Your objective >>
Each entry is to be given again word for word; images are dropped.

Study material >>
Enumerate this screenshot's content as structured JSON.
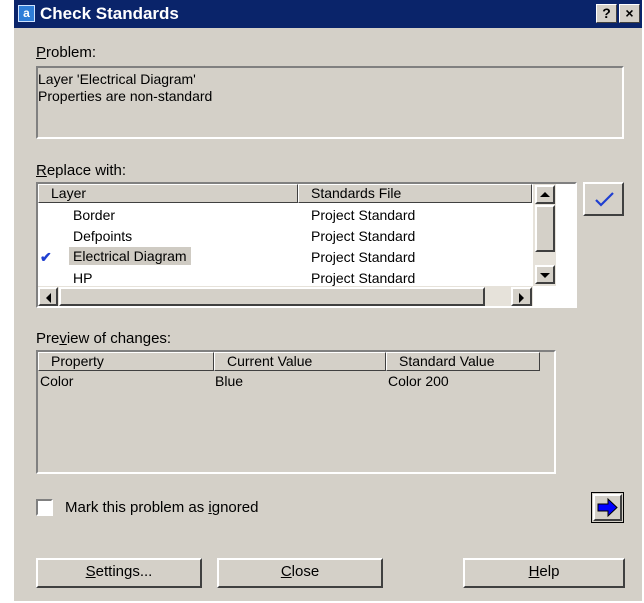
{
  "window": {
    "title": "Check Standards",
    "help_btn": "?",
    "close_btn": "×"
  },
  "problem": {
    "label_key": "P",
    "label_rest": "roblem:",
    "lines": [
      "Layer 'Electrical Diagram'",
      "Properties are non-standard"
    ]
  },
  "replace": {
    "label_key": "R",
    "label_rest": "eplace with:",
    "columns": [
      "Layer",
      "Standards File"
    ],
    "rows": [
      {
        "layer": "Border",
        "file": "Project Standard",
        "checked": false
      },
      {
        "layer": "Defpoints",
        "file": "Project Standard",
        "checked": false
      },
      {
        "layer": "Electrical Diagram",
        "file": "Project Standard",
        "checked": true
      },
      {
        "layer": "HP",
        "file": "Project Standard",
        "checked": false
      }
    ],
    "check_mark": "✔"
  },
  "preview": {
    "label_pre": "Pre",
    "label_key": "v",
    "label_rest": "iew of changes:",
    "columns": [
      "Property",
      "Current Value",
      "Standard Value"
    ],
    "rows": [
      {
        "property": "Color",
        "current": "Blue",
        "standard": "Color 200"
      }
    ]
  },
  "ignore": {
    "label_pre": "Mark this problem as ",
    "label_key": "i",
    "label_rest": "gnored",
    "checked": false
  },
  "buttons": {
    "settings": {
      "key": "S",
      "rest": "ettings..."
    },
    "close": {
      "key": "C",
      "rest": "lose"
    },
    "help": {
      "key": "H",
      "rest": "elp"
    }
  },
  "colors": {
    "title_bar": "#0a246a",
    "face": "#d4d0c8",
    "check": "#1f3fd1",
    "next_arrow": "#0000ff",
    "selection": "#cfcbc3"
  }
}
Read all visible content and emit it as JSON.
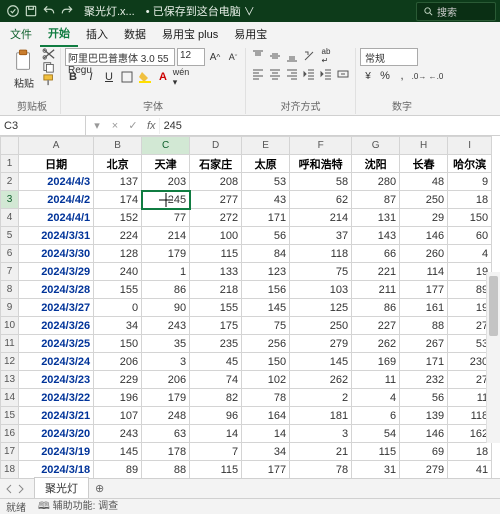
{
  "titlebar": {
    "filename": "聚光灯.x...",
    "saved_status": "已保存到这台电脑",
    "search_placeholder": "搜索"
  },
  "menu": {
    "file": "文件",
    "home": "开始",
    "insert": "插入",
    "data": "数据",
    "yiyong_plus": "易用宝 plus",
    "yiyong": "易用宝"
  },
  "ribbon": {
    "paste": "粘贴",
    "clipboard": "剪贴板",
    "font_name": "阿里巴巴普惠体 3.0 55 Regu",
    "font_size": "12",
    "font": "字体",
    "alignment": "对齐方式",
    "number_format": "常规",
    "number": "数字"
  },
  "formula": {
    "cell_ref": "C3",
    "value": "245"
  },
  "columns": [
    "A",
    "B",
    "C",
    "D",
    "E",
    "F",
    "G",
    "H",
    "I"
  ],
  "headers": [
    "日期",
    "北京",
    "天津",
    "石家庄",
    "太原",
    "呼和浩特",
    "沈阳",
    "长春",
    "哈尔滨"
  ],
  "rows": [
    {
      "r": 2,
      "date": "2024/4/3",
      "v": [
        137,
        203,
        208,
        53,
        58,
        280,
        48,
        9
      ]
    },
    {
      "r": 3,
      "date": "2024/4/2",
      "v": [
        174,
        245,
        277,
        43,
        62,
        87,
        250,
        18
      ]
    },
    {
      "r": 4,
      "date": "2024/4/1",
      "v": [
        152,
        77,
        272,
        171,
        214,
        131,
        29,
        150
      ]
    },
    {
      "r": 5,
      "date": "2024/3/31",
      "v": [
        224,
        214,
        100,
        56,
        37,
        143,
        146,
        60
      ]
    },
    {
      "r": 6,
      "date": "2024/3/30",
      "v": [
        128,
        179,
        115,
        84,
        118,
        66,
        260,
        4
      ]
    },
    {
      "r": 7,
      "date": "2024/3/29",
      "v": [
        240,
        1,
        133,
        123,
        75,
        221,
        114,
        19
      ]
    },
    {
      "r": 8,
      "date": "2024/3/28",
      "v": [
        155,
        86,
        218,
        156,
        103,
        211,
        177,
        89
      ]
    },
    {
      "r": 9,
      "date": "2024/3/27",
      "v": [
        0,
        90,
        155,
        145,
        125,
        86,
        161,
        19
      ]
    },
    {
      "r": 10,
      "date": "2024/3/26",
      "v": [
        34,
        243,
        175,
        75,
        250,
        227,
        88,
        27
      ]
    },
    {
      "r": 11,
      "date": "2024/3/25",
      "v": [
        150,
        35,
        235,
        256,
        279,
        262,
        267,
        53
      ]
    },
    {
      "r": 12,
      "date": "2024/3/24",
      "v": [
        206,
        3,
        45,
        150,
        145,
        169,
        171,
        230
      ]
    },
    {
      "r": 13,
      "date": "2024/3/23",
      "v": [
        229,
        206,
        74,
        102,
        262,
        11,
        232,
        27
      ]
    },
    {
      "r": 14,
      "date": "2024/3/22",
      "v": [
        196,
        179,
        82,
        78,
        2,
        4,
        56,
        11
      ]
    },
    {
      "r": 15,
      "date": "2024/3/21",
      "v": [
        107,
        248,
        96,
        164,
        181,
        6,
        139,
        118
      ]
    },
    {
      "r": 16,
      "date": "2024/3/20",
      "v": [
        243,
        63,
        14,
        14,
        3,
        54,
        146,
        162
      ]
    },
    {
      "r": 17,
      "date": "2024/3/19",
      "v": [
        145,
        178,
        7,
        34,
        21,
        115,
        69,
        18
      ]
    },
    {
      "r": 18,
      "date": "2024/3/18",
      "v": [
        89,
        88,
        115,
        177,
        78,
        31,
        279,
        41
      ]
    }
  ],
  "tabs": {
    "active": "聚光灯"
  },
  "status": {
    "ready": "就绪",
    "accessibility": "辅助功能: 调查"
  }
}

Answer for this exercise >>
Enumerate this screenshot's content as structured JSON.
{
  "window": {
    "title": "Check Standards",
    "help_btn": "?",
    "close_btn": "×"
  },
  "problem": {
    "label_key": "P",
    "label_rest": "roblem:",
    "lines": [
      "Layer 'Electrical Diagram'",
      "Properties are non-standard"
    ]
  },
  "replace": {
    "label_key": "R",
    "label_rest": "eplace with:",
    "columns": [
      "Layer",
      "Standards File"
    ],
    "rows": [
      {
        "layer": "Border",
        "file": "Project Standard",
        "checked": false
      },
      {
        "layer": "Defpoints",
        "file": "Project Standard",
        "checked": false
      },
      {
        "layer": "Electrical Diagram",
        "file": "Project Standard",
        "checked": true
      },
      {
        "layer": "HP",
        "file": "Project Standard",
        "checked": false
      }
    ],
    "check_mark": "✔"
  },
  "preview": {
    "label_pre": "Pre",
    "label_key": "v",
    "label_rest": "iew of changes:",
    "columns": [
      "Property",
      "Current Value",
      "Standard Value"
    ],
    "rows": [
      {
        "property": "Color",
        "current": "Blue",
        "standard": "Color 200"
      }
    ]
  },
  "ignore": {
    "label_pre": "Mark this problem as ",
    "label_key": "i",
    "label_rest": "gnored",
    "checked": false
  },
  "buttons": {
    "settings": {
      "key": "S",
      "rest": "ettings..."
    },
    "close": {
      "key": "C",
      "rest": "lose"
    },
    "help": {
      "key": "H",
      "rest": "elp"
    }
  },
  "colors": {
    "title_bar": "#0a246a",
    "face": "#d4d0c8",
    "check": "#1f3fd1",
    "next_arrow": "#0000ff",
    "selection": "#cfcbc3"
  }
}
Read all visible content and emit it as JSON.
{
  "titlebar": {
    "filename": "聚光灯.x...",
    "saved_status": "已保存到这台电脑",
    "search_placeholder": "搜索"
  },
  "menu": {
    "file": "文件",
    "home": "开始",
    "insert": "插入",
    "data": "数据",
    "yiyong_plus": "易用宝 plus",
    "yiyong": "易用宝"
  },
  "ribbon": {
    "paste": "粘贴",
    "clipboard": "剪贴板",
    "font_name": "阿里巴巴普惠体 3.0 55 Regu",
    "font_size": "12",
    "font": "字体",
    "alignment": "对齐方式",
    "number_format": "常规",
    "number": "数字"
  },
  "formula": {
    "cell_ref": "C3",
    "value": "245"
  },
  "columns": [
    "A",
    "B",
    "C",
    "D",
    "E",
    "F",
    "G",
    "H",
    "I"
  ],
  "headers": [
    "日期",
    "北京",
    "天津",
    "石家庄",
    "太原",
    "呼和浩特",
    "沈阳",
    "长春",
    "哈尔滨"
  ],
  "rows": [
    {
      "r": 2,
      "date": "2024/4/3",
      "v": [
        137,
        203,
        208,
        53,
        58,
        280,
        48,
        9
      ]
    },
    {
      "r": 3,
      "date": "2024/4/2",
      "v": [
        174,
        245,
        277,
        43,
        62,
        87,
        250,
        18
      ]
    },
    {
      "r": 4,
      "date": "2024/4/1",
      "v": [
        152,
        77,
        272,
        171,
        214,
        131,
        29,
        150
      ]
    },
    {
      "r": 5,
      "date": "2024/3/31",
      "v": [
        224,
        214,
        100,
        56,
        37,
        143,
        146,
        60
      ]
    },
    {
      "r": 6,
      "date": "2024/3/30",
      "v": [
        128,
        179,
        115,
        84,
        118,
        66,
        260,
        4
      ]
    },
    {
      "r": 7,
      "date": "2024/3/29",
      "v": [
        240,
        1,
        133,
        123,
        75,
        221,
        114,
        19
      ]
    },
    {
      "r": 8,
      "date": "2024/3/28",
      "v": [
        155,
        86,
        218,
        156,
        103,
        211,
        177,
        89
      ]
    },
    {
      "r": 9,
      "date": "2024/3/27",
      "v": [
        0,
        90,
        155,
        145,
        125,
        86,
        161,
        19
      ]
    },
    {
      "r": 10,
      "date": "2024/3/26",
      "v": [
        34,
        243,
        175,
        75,
        250,
        227,
        88,
        27
      ]
    },
    {
      "r": 11,
      "date": "2024/3/25",
      "v": [
        150,
        35,
        235,
        256,
        279,
        262,
        267,
        53
      ]
    },
    {
      "r": 12,
      "date": "2024/3/24",
      "v": [
        206,
        3,
        45,
        150,
        145,
        169,
        171,
        230
      ]
    },
    {
      "r": 13,
      "date": "2024/3/23",
      "v": [
        229,
        206,
        74,
        102,
        262,
        11,
        232,
        27
      ]
    },
    {
      "r": 14,
      "date": "2024/3/22",
      "v": [
        196,
        179,
        82,
        78,
        2,
        4,
        56,
        11
      ]
    },
    {
      "r": 15,
      "date": "2024/3/21",
      "v": [
        107,
        248,
        96,
        164,
        181,
        6,
        139,
        118
      ]
    },
    {
      "r": 16,
      "date": "2024/3/20",
      "v": [
        243,
        63,
        14,
        14,
        3,
        54,
        146,
        162
      ]
    },
    {
      "r": 17,
      "date": "2024/3/19",
      "v": [
        145,
        178,
        7,
        34,
        21,
        115,
        69,
        18
      ]
    },
    {
      "r": 18,
      "date": "2024/3/18",
      "v": [
        89,
        88,
        115,
        177,
        78,
        31,
        279,
        41
      ]
    }
  ],
  "tabs": {
    "active": "聚光灯"
  },
  "status": {
    "ready": "就绪",
    "accessibility": "辅助功能: 调查"
  }
}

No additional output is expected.